_What you need to do_. Repeat back the listing below, word for word and in full.
*** Opening of Exercise data ***
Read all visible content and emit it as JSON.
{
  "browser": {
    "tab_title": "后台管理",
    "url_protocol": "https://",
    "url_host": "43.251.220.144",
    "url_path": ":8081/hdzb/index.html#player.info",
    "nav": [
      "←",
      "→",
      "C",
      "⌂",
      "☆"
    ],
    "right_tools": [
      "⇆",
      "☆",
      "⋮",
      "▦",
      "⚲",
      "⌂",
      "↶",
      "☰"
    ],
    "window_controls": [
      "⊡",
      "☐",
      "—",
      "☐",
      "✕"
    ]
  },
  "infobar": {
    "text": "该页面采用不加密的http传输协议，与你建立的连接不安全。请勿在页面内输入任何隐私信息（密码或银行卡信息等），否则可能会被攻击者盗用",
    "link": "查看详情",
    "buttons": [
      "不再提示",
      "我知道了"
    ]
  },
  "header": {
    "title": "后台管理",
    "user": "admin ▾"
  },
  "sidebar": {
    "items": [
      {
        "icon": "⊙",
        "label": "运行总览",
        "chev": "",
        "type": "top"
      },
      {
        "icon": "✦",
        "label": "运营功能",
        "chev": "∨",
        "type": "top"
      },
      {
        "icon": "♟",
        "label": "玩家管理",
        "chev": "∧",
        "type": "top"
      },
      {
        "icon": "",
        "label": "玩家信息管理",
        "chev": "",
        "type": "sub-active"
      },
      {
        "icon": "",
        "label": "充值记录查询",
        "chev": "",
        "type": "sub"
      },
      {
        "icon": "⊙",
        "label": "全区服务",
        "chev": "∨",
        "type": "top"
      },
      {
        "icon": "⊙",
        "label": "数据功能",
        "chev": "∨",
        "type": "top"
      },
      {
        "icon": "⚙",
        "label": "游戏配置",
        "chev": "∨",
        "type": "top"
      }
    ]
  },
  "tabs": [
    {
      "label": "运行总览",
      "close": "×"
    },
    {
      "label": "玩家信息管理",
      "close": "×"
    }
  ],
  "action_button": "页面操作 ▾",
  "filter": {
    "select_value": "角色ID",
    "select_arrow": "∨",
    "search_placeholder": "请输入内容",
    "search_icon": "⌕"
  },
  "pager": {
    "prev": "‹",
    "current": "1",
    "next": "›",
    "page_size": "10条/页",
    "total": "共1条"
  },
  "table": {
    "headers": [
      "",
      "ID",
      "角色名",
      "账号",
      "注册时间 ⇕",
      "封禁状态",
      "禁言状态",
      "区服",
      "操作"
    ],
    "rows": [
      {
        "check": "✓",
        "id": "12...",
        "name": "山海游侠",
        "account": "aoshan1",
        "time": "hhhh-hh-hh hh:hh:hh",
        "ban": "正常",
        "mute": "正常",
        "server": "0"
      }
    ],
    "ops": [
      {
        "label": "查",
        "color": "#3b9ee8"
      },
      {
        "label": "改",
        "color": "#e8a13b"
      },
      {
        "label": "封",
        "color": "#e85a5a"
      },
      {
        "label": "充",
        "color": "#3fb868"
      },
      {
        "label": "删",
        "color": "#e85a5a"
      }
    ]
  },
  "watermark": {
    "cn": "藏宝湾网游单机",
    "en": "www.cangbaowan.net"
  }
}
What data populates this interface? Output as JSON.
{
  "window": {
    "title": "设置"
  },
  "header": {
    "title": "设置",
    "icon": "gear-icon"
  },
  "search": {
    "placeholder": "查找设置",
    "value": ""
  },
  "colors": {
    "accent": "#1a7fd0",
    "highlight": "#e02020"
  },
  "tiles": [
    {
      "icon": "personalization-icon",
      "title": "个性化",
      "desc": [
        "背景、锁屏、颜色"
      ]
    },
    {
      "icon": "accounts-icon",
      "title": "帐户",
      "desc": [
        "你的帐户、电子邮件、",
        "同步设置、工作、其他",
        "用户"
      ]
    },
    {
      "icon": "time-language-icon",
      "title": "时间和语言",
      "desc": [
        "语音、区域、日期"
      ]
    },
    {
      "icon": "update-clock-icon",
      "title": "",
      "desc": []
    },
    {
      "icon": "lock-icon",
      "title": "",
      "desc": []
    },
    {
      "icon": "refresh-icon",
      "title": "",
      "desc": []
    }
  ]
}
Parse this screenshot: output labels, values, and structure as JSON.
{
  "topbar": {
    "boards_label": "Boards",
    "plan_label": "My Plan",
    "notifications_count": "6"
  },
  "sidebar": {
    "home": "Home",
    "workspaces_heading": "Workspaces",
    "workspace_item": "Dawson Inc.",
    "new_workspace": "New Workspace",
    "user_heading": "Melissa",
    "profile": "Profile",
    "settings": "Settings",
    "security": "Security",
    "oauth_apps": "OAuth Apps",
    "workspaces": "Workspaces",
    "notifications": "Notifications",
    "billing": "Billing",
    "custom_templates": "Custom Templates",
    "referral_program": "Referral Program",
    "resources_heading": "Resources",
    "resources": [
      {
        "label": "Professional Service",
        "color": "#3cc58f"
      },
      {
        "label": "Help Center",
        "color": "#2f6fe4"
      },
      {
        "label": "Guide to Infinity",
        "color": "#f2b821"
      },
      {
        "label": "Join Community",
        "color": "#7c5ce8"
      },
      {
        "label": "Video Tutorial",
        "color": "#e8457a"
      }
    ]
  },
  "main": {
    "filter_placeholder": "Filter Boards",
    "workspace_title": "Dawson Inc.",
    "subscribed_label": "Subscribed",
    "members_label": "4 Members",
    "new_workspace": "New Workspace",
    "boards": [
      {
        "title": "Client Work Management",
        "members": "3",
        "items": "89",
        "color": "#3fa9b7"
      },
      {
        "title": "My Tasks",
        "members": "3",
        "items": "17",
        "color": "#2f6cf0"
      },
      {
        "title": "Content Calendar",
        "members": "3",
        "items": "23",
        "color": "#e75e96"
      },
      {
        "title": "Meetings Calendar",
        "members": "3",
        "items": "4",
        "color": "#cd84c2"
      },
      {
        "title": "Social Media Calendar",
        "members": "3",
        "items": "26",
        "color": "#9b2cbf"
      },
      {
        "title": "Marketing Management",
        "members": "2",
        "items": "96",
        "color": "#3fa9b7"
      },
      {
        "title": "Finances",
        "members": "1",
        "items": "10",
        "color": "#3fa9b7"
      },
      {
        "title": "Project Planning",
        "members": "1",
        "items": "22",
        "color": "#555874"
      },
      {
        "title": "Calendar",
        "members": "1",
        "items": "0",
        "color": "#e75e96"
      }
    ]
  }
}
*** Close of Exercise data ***
_Answer to this task_.
Read all visible content and emit it as JSON.
{
  "browser": {
    "tab_title": "后台管理",
    "url_protocol": "https://",
    "url_host": "43.251.220.144",
    "url_path": ":8081/hdzb/index.html#player.info",
    "nav": [
      "←",
      "→",
      "C",
      "⌂",
      "☆"
    ],
    "right_tools": [
      "⇆",
      "☆",
      "⋮",
      "▦",
      "⚲",
      "⌂",
      "↶",
      "☰"
    ],
    "window_controls": [
      "⊡",
      "☐",
      "—",
      "☐",
      "✕"
    ]
  },
  "infobar": {
    "text": "该页面采用不加密的http传输协议，与你建立的连接不安全。请勿在页面内输入任何隐私信息（密码或银行卡信息等），否则可能会被攻击者盗用",
    "link": "查看详情",
    "buttons": [
      "不再提示",
      "我知道了"
    ]
  },
  "header": {
    "title": "后台管理",
    "user": "admin ▾"
  },
  "sidebar": {
    "items": [
      {
        "icon": "⊙",
        "label": "运行总览",
        "chev": "",
        "type": "top"
      },
      {
        "icon": "✦",
        "label": "运营功能",
        "chev": "∨",
        "type": "top"
      },
      {
        "icon": "♟",
        "label": "玩家管理",
        "chev": "∧",
        "type": "top"
      },
      {
        "icon": "",
        "label": "玩家信息管理",
        "chev": "",
        "type": "sub-active"
      },
      {
        "icon": "",
        "label": "充值记录查询",
        "chev": "",
        "type": "sub"
      },
      {
        "icon": "⊙",
        "label": "全区服务",
        "chev": "∨",
        "type": "top"
      },
      {
        "icon": "⊙",
        "label": "数据功能",
        "chev": "∨",
        "type": "top"
      },
      {
        "icon": "⚙",
        "label": "游戏配置",
        "chev": "∨",
        "type": "top"
      }
    ]
  },
  "tabs": [
    {
      "label": "运行总览",
      "close": "×"
    },
    {
      "label": "玩家信息管理",
      "close": "×"
    }
  ],
  "action_button": "页面操作 ▾",
  "filter": {
    "select_value": "角色ID",
    "select_arrow": "∨",
    "search_placeholder": "请输入内容",
    "search_icon": "⌕"
  },
  "pager": {
    "prev": "‹",
    "current": "1",
    "next": "›",
    "page_size": "10条/页",
    "total": "共1条"
  },
  "table": {
    "headers": [
      "",
      "ID",
      "角色名",
      "账号",
      "注册时间 ⇕",
      "封禁状态",
      "禁言状态",
      "区服",
      "操作"
    ],
    "rows": [
      {
        "check": "✓",
        "id": "12...",
        "name": "山海游侠",
        "account": "aoshan1",
        "time": "hhhh-hh-hh hh:hh:hh",
        "ban": "正常",
        "mute": "正常",
        "server": "0"
      }
    ],
    "ops": [
      {
        "label": "查",
        "color": "#3b9ee8"
      },
      {
        "label": "改",
        "color": "#e8a13b"
      },
      {
        "label": "封",
        "color": "#e85a5a"
      },
      {
        "label": "充",
        "color": "#3fb868"
      },
      {
        "label": "删",
        "color": "#e85a5a"
      }
    ]
  },
  "watermark": {
    "cn": "藏宝湾网游单机",
    "en": "www.cangbaowan.net"
  }
}
What data populates this interface? Output as JSON.
{
  "window": {
    "title": "设置"
  },
  "header": {
    "title": "设置",
    "icon": "gear-icon"
  },
  "search": {
    "placeholder": "查找设置",
    "value": ""
  },
  "colors": {
    "accent": "#1a7fd0",
    "highlight": "#e02020"
  },
  "tiles": [
    {
      "icon": "personalization-icon",
      "title": "个性化",
      "desc": [
        "背景、锁屏、颜色"
      ]
    },
    {
      "icon": "accounts-icon",
      "title": "帐户",
      "desc": [
        "你的帐户、电子邮件、",
        "同步设置、工作、其他",
        "用户"
      ]
    },
    {
      "icon": "time-language-icon",
      "title": "时间和语言",
      "desc": [
        "语音、区域、日期"
      ]
    },
    {
      "icon": "update-clock-icon",
      "title": "",
      "desc": []
    },
    {
      "icon": "lock-icon",
      "title": "",
      "desc": []
    },
    {
      "icon": "refresh-icon",
      "title": "",
      "desc": []
    }
  ]
}
Parse this screenshot: output labels, values, and structure as JSON.
{
  "topbar": {
    "boards_label": "Boards",
    "plan_label": "My Plan",
    "notifications_count": "6"
  },
  "sidebar": {
    "home": "Home",
    "workspaces_heading": "Workspaces",
    "workspace_item": "Dawson Inc.",
    "new_workspace": "New Workspace",
    "user_heading": "Melissa",
    "profile": "Profile",
    "settings": "Settings",
    "security": "Security",
    "oauth_apps": "OAuth Apps",
    "workspaces": "Workspaces",
    "notifications": "Notifications",
    "billing": "Billing",
    "custom_templates": "Custom Templates",
    "referral_program": "Referral Program",
    "resources_heading": "Resources",
    "resources": [
      {
        "label": "Professional Service",
        "color": "#3cc58f"
      },
      {
        "label": "Help Center",
        "color": "#2f6fe4"
      },
      {
        "label": "Guide to Infinity",
        "color": "#f2b821"
      },
      {
        "label": "Join Community",
        "color": "#7c5ce8"
      },
      {
        "label": "Video Tutorial",
        "color": "#e8457a"
      }
    ]
  },
  "main": {
    "filter_placeholder": "Filter Boards",
    "workspace_title": "Dawson Inc.",
    "subscribed_label": "Subscribed",
    "members_label": "4 Members",
    "new_workspace": "New Workspace",
    "boards": [
      {
        "title": "Client Work Management",
        "members": "3",
        "items": "89",
        "color": "#3fa9b7"
      },
      {
        "title": "My Tasks",
        "members": "3",
        "items": "17",
        "color": "#2f6cf0"
      },
      {
        "title": "Content Calendar",
        "members": "3",
        "items": "23",
        "color": "#e75e96"
      },
      {
        "title": "Meetings Calendar",
        "members": "3",
        "items": "4",
        "color": "#cd84c2"
      },
      {
        "title": "Social Media Calendar",
        "members": "3",
        "items": "26",
        "color": "#9b2cbf"
      },
      {
        "title": "Marketing Management",
        "members": "2",
        "items": "96",
        "color": "#3fa9b7"
      },
      {
        "title": "Finances",
        "members": "1",
        "items": "10",
        "color": "#3fa9b7"
      },
      {
        "title": "Project Planning",
        "members": "1",
        "items": "22",
        "color": "#555874"
      },
      {
        "title": "Calendar",
        "members": "1",
        "items": "0",
        "color": "#e75e96"
      }
    ]
  }
}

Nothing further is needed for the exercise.